The state grand jury presentment that accuses imprisoned former state Sen. Robert Mellow with even further crimes and grotesquely unethical conduct is, like so many documents of its kind, seriously deficient in terms of transparency.

Mellow, former top executives of the Pennsylvania Turnpike Commission and a few related players are accused of a wide-ranging "pay-to-play" contracting scheme. Millions of dollars worth of turnpike contracts allegedly were awarded by political directive, in exchange for campaign contributions or other considerations, rather than on the technical merits of the proposals.

This cesspool exists because some state lawmakers have an incentive for it to continue rather than end - the campaign contributions, at least, that contractors understand they must make in order to be in play for multi-million contracts. Hence the presentment's assertion, not disputed by anyone, that there was a reprehensible "60/40 rule" under which 60 percent of turnpike contracts would go to vendors favored by the Senate majority caucus leaders and 40 percent would go to vendors favored by their counterparts in the minority caucus.

Yet the presentment does not identify most of the contractors who participated, nor does it identify other politicians who received campaign contributions or other ill-disguised bribes from contractors.

Attorney General Kathleen Kane said at a press conference that there was insufficient evidence to establish a quid-pro-quo between contractors and any of the politicians who received their campaign contributions, other than Mellow.

That, however, should not deter Kane from identifying the contractors who made the contributions and the politicians who received them. Even if there was no provable criminal conduct, is the public supposed to believe that those donations were made and received in the cause of good governance? It's a matter of transparency - who received what from whom? Let the donors and recipients explain it.

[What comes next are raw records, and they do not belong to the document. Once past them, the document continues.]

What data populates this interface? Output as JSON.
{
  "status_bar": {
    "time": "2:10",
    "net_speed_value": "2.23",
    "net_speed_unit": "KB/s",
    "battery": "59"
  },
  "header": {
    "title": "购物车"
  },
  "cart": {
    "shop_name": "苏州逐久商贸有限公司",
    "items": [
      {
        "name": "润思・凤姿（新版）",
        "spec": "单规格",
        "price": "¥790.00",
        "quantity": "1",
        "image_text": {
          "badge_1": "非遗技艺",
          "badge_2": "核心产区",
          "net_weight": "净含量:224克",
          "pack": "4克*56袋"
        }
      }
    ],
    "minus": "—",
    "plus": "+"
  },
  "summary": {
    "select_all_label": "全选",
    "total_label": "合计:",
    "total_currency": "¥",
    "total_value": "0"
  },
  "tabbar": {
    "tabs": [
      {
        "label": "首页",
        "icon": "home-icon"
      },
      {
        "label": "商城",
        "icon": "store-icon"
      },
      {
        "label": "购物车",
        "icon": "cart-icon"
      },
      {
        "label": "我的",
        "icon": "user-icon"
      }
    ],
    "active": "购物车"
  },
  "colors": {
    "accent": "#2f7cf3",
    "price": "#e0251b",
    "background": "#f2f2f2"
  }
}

Even though the presentment concluded that Mellow's concealment of a raft of "gifts" from PNC Bank contributed to "a larger pattern of bid-rigging, improper influence and commercial bribery," it did not identify any individual at the bank who dealt with Mellow.

Kane says the case remains open so, perhaps, more details will emerge. She should ensure it by seeing that the grand jury issues a full report, beyond the criminal charges.

Meanwhile, lawmakers who invite lobbyists and others to grease them by maintaining a $250 window for unreportable "gifts" - dinner, anyone? - should permanently close that window.

Zero is the correct amount that lawmakers should be allowed to accept from anyone who does business with the commonwealth.